Data about app and page elements:

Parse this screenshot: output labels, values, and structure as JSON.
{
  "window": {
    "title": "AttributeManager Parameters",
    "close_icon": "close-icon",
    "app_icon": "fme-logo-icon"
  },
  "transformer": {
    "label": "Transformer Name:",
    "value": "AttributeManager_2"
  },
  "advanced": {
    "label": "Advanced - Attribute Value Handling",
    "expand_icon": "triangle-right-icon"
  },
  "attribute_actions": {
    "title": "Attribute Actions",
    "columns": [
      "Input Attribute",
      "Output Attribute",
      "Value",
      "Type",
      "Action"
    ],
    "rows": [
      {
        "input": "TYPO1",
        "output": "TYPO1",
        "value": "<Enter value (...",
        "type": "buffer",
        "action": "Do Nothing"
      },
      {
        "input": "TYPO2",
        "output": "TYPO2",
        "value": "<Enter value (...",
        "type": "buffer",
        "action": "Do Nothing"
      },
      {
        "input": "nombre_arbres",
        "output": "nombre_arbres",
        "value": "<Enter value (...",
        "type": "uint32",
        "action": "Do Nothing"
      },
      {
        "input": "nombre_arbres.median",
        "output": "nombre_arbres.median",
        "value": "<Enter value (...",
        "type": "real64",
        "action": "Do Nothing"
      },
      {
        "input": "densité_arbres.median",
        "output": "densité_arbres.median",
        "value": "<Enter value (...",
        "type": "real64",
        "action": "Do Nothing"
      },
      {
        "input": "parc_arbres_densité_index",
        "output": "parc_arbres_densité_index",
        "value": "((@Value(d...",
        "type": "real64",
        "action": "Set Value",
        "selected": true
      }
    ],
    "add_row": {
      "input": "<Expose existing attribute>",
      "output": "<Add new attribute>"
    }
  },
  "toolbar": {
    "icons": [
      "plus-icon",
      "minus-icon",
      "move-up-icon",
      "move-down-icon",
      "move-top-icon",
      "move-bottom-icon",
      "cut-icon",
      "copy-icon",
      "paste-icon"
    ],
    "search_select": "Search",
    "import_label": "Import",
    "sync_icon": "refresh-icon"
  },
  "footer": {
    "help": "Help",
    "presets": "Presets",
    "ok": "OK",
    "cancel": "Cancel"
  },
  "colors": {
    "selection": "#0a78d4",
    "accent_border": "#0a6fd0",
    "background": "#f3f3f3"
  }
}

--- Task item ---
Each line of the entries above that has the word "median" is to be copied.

--- Problem solution ---
        "input": "nombre_arbres.median",
        "output": "nombre_arbres.median",
        "input": "densité_arbres.median",
        "output": "densité_arbres.median",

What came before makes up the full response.